■ THE TASK: Report back each line of the records that contains the string "ohne".
# # # # #
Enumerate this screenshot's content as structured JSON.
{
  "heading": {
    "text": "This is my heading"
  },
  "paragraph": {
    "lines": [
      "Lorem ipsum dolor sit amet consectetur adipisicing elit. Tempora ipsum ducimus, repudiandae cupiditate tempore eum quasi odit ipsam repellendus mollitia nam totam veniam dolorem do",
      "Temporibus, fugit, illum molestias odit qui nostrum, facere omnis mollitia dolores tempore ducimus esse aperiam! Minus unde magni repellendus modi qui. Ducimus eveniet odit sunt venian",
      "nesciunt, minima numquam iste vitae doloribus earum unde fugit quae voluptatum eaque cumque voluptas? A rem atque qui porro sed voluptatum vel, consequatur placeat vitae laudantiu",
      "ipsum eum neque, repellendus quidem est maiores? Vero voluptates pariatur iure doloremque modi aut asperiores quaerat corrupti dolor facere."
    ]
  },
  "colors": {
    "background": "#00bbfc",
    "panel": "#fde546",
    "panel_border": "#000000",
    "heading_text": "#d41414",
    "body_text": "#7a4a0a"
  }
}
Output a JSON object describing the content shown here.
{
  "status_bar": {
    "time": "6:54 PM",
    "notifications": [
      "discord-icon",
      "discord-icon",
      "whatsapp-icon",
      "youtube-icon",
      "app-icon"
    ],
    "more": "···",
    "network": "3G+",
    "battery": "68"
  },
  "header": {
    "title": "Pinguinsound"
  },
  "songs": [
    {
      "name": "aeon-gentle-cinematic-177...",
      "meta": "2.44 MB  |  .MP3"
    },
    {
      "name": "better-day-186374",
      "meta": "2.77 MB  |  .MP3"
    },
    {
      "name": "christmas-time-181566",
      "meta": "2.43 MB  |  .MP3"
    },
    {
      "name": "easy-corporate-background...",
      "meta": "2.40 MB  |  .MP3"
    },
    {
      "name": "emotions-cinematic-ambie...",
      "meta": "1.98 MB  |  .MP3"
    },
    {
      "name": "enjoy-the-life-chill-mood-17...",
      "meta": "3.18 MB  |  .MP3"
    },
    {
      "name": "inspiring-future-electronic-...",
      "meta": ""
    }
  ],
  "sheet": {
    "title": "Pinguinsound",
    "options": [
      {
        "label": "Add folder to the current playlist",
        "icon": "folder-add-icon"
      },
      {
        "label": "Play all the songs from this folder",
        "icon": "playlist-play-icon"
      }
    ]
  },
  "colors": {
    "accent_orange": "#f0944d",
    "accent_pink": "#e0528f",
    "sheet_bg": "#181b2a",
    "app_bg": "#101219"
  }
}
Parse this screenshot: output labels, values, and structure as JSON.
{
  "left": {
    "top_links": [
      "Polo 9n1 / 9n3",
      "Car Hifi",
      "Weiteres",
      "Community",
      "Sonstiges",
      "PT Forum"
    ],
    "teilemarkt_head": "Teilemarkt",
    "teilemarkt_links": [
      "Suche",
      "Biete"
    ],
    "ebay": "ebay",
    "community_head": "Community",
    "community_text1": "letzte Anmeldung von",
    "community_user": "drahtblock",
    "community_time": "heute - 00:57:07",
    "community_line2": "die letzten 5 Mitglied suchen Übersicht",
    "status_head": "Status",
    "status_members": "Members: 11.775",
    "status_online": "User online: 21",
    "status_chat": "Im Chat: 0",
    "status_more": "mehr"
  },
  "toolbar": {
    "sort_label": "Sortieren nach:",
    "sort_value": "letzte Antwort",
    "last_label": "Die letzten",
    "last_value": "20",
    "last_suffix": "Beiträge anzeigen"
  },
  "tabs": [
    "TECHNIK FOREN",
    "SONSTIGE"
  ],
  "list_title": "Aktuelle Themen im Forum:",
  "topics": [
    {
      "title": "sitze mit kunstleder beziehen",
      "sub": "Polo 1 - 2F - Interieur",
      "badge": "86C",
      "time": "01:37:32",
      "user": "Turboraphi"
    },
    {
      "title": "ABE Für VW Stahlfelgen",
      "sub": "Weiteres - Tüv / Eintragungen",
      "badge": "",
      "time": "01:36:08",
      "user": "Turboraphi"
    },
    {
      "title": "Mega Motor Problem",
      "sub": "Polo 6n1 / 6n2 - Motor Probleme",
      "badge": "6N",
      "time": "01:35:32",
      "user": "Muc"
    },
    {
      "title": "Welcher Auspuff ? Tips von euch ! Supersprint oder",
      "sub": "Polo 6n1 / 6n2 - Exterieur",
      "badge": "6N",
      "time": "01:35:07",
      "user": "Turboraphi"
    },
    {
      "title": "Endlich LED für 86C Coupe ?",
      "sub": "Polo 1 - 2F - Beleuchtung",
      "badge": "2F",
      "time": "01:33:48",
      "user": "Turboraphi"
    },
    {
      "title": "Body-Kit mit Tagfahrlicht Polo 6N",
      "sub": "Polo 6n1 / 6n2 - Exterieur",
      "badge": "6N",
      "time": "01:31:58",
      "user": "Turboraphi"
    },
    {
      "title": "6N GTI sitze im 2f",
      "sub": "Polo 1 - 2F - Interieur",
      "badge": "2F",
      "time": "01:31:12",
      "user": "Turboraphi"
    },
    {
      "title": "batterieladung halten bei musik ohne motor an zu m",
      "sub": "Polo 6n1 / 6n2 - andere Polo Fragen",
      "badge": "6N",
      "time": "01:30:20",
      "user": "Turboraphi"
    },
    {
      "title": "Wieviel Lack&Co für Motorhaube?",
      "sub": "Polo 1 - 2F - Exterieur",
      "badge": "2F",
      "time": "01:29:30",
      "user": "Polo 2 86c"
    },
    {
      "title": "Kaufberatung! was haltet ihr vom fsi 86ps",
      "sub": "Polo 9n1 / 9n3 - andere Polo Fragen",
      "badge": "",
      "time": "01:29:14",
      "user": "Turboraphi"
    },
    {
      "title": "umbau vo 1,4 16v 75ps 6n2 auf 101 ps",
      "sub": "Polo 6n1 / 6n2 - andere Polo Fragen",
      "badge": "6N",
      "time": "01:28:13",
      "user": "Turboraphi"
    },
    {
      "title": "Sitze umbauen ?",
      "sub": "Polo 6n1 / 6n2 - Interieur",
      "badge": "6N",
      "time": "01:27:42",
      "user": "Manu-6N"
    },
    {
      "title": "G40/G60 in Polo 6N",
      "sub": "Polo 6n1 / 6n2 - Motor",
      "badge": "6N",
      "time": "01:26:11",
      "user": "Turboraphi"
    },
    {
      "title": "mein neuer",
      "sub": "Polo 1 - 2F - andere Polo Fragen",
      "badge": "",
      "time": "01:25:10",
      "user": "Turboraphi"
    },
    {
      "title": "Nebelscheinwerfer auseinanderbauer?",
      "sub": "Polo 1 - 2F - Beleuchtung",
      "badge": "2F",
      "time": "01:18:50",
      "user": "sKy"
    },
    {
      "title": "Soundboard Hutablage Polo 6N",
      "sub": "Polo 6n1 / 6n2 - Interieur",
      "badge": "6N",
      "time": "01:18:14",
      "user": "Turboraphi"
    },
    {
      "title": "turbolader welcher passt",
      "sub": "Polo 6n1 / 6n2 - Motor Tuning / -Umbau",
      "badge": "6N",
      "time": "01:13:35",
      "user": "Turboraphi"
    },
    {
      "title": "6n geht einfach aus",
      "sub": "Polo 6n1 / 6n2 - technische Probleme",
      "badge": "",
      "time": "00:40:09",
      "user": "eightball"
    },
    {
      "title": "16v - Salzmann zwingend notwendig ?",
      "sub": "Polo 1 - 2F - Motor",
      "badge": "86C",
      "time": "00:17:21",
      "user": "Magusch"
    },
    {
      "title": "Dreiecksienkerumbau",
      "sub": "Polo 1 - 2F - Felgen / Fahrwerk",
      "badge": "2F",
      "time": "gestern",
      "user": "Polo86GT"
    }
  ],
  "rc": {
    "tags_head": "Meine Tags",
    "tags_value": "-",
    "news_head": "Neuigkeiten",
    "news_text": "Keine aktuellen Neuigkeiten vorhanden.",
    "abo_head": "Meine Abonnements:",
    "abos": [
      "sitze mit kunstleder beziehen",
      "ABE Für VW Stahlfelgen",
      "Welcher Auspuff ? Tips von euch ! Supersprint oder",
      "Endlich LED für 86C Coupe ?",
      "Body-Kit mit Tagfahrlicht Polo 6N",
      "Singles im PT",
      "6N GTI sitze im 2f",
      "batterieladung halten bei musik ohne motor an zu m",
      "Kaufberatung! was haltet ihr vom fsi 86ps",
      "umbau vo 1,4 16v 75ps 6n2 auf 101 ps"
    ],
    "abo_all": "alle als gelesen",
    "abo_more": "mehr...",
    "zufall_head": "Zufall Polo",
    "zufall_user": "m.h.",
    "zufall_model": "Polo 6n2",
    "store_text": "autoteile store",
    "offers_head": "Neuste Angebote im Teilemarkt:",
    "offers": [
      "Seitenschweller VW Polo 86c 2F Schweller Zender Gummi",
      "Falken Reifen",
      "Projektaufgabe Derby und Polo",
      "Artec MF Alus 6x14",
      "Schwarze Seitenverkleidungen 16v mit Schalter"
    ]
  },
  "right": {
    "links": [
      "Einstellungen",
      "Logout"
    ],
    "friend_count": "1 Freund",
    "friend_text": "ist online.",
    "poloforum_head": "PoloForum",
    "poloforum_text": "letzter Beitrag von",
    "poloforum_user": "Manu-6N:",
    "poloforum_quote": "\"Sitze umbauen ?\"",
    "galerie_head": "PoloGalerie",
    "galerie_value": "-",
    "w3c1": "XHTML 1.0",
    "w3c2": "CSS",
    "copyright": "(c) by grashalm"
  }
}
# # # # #
■ EXERCISE ANSWER:
      "title": "batterieladung halten bei musik ohne motor an zu m",
      "batterieladung halten bei musik ohne motor an zu m",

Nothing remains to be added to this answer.